If the conservative treatment of a chronic sinusitis fails, the ENT-specialist will consider surgical treatment. The preferred modern method is minimally invasive endoscopic reopening of the sinus drain. Two small endocope channels are inserted into the sinus cavity. One contains a fiber optic light guide and a camera to illuminate and inspect the sinus. The other channel can be used to introduce a flushing solution and/or small surgical instruments that may remove tissue proliferations and widen the connection between the nasal and sinus cavities by chiselling away small pieces of bone.

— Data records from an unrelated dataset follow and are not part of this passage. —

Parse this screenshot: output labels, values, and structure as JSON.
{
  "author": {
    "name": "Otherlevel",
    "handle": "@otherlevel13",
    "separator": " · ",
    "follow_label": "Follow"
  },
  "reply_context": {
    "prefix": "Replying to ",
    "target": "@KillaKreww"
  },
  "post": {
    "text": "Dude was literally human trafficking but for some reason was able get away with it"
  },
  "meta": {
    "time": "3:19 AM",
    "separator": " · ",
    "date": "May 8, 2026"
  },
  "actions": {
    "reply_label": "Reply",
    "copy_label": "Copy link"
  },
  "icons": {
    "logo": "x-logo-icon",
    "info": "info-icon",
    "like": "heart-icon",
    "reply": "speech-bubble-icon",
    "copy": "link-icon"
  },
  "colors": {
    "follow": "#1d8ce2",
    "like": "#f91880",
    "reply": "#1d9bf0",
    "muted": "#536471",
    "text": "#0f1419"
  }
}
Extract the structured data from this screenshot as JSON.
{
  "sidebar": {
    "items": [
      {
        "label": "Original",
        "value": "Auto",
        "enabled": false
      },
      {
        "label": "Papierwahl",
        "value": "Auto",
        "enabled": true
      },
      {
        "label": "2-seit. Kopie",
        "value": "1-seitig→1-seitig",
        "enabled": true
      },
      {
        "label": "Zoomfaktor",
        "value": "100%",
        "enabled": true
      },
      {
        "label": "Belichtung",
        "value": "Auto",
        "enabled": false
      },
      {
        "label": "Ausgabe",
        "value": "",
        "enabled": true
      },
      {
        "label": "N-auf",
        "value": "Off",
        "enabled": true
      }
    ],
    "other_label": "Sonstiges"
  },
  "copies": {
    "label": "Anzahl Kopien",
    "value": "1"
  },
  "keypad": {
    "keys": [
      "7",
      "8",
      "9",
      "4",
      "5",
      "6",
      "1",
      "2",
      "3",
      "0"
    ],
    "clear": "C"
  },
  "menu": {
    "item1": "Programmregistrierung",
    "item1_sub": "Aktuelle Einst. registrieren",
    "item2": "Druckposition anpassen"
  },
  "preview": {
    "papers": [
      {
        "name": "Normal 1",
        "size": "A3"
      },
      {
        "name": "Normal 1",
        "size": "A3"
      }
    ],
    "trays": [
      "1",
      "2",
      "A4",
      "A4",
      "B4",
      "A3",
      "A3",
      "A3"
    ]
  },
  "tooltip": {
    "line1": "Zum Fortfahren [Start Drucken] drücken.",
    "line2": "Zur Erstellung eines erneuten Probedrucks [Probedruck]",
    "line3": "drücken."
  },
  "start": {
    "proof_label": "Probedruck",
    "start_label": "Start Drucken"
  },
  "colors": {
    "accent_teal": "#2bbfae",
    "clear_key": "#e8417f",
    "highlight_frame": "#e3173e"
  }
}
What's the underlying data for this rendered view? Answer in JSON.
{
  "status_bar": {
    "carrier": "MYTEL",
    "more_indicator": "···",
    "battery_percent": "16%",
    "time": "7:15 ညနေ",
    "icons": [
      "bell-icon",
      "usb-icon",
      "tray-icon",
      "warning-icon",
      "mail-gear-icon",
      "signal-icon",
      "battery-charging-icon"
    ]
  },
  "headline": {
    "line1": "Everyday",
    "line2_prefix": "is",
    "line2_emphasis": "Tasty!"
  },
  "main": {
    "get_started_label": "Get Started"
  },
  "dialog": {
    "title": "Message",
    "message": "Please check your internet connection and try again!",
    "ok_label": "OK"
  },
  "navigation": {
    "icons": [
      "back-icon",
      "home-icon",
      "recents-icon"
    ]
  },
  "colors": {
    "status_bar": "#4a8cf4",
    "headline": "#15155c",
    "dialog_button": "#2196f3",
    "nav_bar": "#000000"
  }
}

If the symptoms persist, an additional permanent window between nose and sinus cavities in the lower or middle nasal passage (antrostomy) may be surgically created to improve drainage and ventilation of the sinus cavity. A third surgical possibility is opening up (and cleaning out) the sinus cavity from the oral cavity (osteoplastic sinus operation, bone flap procedure). After removing a small piece of bone from the sinus floor (it is later replaced), the surgeon has free access to the sinus cavity. The osteoplastic sinus operation is a last resort for sinus infections that don’t respond to all other forms of treatment, and it is the only surgical option for problems that cannot be addressed via endoscopic access through the nose: cysts, tumors or displaced teeth that have emerged in the sinus cavity. Sinus surgery is usually a walk-in procedure. Endoscopic surgery is performed under local anaesthesia. Osteoplastic operations may require general anaesthesia.
Dentogenic means: originating from the teeth. Dentogenic sinus infections are caused by germs that enter the sinus cavity from the oral cavity. Successful treatment must first address the causative dental problem.
Besides the opening between sinus and nasal cavities, the thin bone lamella between oral and sinus cavities is another potential entryway for pathogens. Long lasting inflammations in the root region of molars, inflammations around implants (periimplantitis) and upper jaw cysts may dissolve the bony sinus floor, releasing bacteria into the sinus.
Perforation of the sinus floor may sometimes occur during a tooth extraction, root tip resection or implantation procedure. After each of these operations, the dentist or oral surgeon must verify whether an accidental perforation has occured.
The reliable test goes like this: Pinching their nose shut, patients build up pressure in the nasal cavity by exhaling into the nose. A perforation of the sinus floor will reveal itself by an audible leakage of air into the oral cavity (Unpleasant, we agree. But it needs to be done).
Any accidental hole in the sinus floor must be immediately closed with a flap of gum tissue to prevent complications, as pathogens or debris from a tooth entering the sinus cavity via this opening will infallibly cause a sinus infection. In rare cases, the long roots of the last two molars may grow through the floor into the sinus cavity. As long as those teeth are healthy, everything is fine. If an infection develops in their root region, however, it can easily spread into the sinus. If those molars are extracted, the resulting opening in the sinus floor must be closed immediately.
For successful treatment of a dentogenic sinusitis, the infection and inflammatory processes around teeth and gums must be addressed first. Inflamed root tips, periimplantitis, deep gingival pockets or upper jaw cysts may be responsible for a dentogenic sinusitis.
After these causes are treated with the appropriate methods by the dentist or oral surgeon, the sinus infection will resolve itself in most cases – provided that the nasal drain of the sinus cavity is free. Antibiotics may be prescribed to insure fast and complete healing. Special therapeutic indications (i.e., tooth debris in the sinus cavity) may warrant an osteoplastic sinus operation.